The MoSBi project at the Technical University of Munich studies the molecular mechanisms of human diseases to identify subtypes of diseases that appear similar in terms of their symptoms. However, a better distinction can be critical to make the right treatment decision and provide a more targeted therapy.
"Cancer is perhaps the most notable example of this," explain Dr. Josch Konstantin Pauling and Tim Rose in a MEDICA-tradefair.com interview. "A multitude of mutations can lead to changes in tissue, which can develop into a tumor. Doctors examine the specific changes in the tumor and adjust the patient’s treatment accordingly."
The team behind MoSBi developed the algorithm and makes it available as a free web-based application to allow researchers to analyze data from their own studies.
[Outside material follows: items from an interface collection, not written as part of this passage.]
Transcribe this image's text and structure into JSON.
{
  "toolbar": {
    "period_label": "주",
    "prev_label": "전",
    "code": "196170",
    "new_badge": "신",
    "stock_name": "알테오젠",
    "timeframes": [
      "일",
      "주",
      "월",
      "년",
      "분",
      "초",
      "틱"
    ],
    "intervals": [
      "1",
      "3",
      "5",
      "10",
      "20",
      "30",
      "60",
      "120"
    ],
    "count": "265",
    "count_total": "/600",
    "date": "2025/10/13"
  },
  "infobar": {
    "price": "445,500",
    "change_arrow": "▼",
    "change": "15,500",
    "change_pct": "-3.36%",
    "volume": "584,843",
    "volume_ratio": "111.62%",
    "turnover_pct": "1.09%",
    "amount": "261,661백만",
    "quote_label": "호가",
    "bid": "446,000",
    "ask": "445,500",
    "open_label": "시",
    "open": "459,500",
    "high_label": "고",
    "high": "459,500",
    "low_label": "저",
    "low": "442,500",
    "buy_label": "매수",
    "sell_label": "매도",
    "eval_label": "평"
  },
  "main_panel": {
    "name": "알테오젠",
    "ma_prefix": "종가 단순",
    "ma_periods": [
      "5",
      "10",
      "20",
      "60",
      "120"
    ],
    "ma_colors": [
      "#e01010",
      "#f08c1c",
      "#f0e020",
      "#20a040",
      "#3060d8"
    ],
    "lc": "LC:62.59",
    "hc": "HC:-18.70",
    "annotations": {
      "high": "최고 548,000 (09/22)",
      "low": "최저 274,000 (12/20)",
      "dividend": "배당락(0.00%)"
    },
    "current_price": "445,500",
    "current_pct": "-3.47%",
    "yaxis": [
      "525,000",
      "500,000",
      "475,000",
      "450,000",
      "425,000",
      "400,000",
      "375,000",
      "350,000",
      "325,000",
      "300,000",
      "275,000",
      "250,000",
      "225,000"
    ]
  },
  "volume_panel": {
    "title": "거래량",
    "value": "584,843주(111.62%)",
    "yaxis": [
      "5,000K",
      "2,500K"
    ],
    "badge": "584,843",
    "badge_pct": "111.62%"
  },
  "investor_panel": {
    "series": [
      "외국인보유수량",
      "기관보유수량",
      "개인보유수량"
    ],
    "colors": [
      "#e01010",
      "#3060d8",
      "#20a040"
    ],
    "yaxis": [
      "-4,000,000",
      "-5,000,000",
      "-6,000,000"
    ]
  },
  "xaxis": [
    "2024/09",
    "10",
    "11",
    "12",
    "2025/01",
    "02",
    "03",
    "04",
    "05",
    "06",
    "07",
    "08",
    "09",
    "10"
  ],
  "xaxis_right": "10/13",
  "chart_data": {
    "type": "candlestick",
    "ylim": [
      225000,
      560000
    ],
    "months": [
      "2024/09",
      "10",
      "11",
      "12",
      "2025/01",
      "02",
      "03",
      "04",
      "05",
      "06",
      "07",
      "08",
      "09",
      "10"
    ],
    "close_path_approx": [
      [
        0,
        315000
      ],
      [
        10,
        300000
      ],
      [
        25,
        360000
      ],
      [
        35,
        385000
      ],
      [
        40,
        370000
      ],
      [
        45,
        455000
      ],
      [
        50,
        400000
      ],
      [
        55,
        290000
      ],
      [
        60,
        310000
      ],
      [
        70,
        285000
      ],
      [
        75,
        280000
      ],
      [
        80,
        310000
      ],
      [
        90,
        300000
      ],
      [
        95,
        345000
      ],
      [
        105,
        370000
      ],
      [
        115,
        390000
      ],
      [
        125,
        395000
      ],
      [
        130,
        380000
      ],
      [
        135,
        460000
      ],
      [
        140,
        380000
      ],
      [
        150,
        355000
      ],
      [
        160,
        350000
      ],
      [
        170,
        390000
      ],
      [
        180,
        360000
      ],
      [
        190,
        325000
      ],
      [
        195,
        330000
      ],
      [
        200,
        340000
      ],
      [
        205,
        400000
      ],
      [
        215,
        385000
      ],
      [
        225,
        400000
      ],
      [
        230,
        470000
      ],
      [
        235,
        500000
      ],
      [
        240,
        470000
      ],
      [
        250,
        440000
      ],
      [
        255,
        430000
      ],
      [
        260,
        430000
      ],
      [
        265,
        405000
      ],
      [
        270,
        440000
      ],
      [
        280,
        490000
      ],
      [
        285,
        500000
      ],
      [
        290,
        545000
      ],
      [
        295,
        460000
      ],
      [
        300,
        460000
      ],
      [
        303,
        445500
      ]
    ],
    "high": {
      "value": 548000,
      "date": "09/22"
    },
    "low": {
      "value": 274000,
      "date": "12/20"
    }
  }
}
Another example of the benefits of big data and algorithms in laboratory medicine is single-cell sequencing. A team from the Max Delbrück Center for Molecular Medicine in the Helmholtz Association has developed ikarus, a machine learning program for just this purpose: "We developed a software that works in single-cell resolution and finds gene expression patterns to specific cell types. In case of cancer, the method found a pattern in tumor cells that is common to different types of cancer, consisting of a characteristic combination of genes," explains Dr. Altuna Alkalin in a MEDICA-tradefair.com interview.
These insights not only help facilitate the diagnosis: pathologists visually examine tissue samples to identify cancerous cells. This means they must identify the various cell types under the microscope. If the ikarus algorithm makes more information about a tumor and its immediate environment available in the future, it could also affect the medication used for targeted treatment.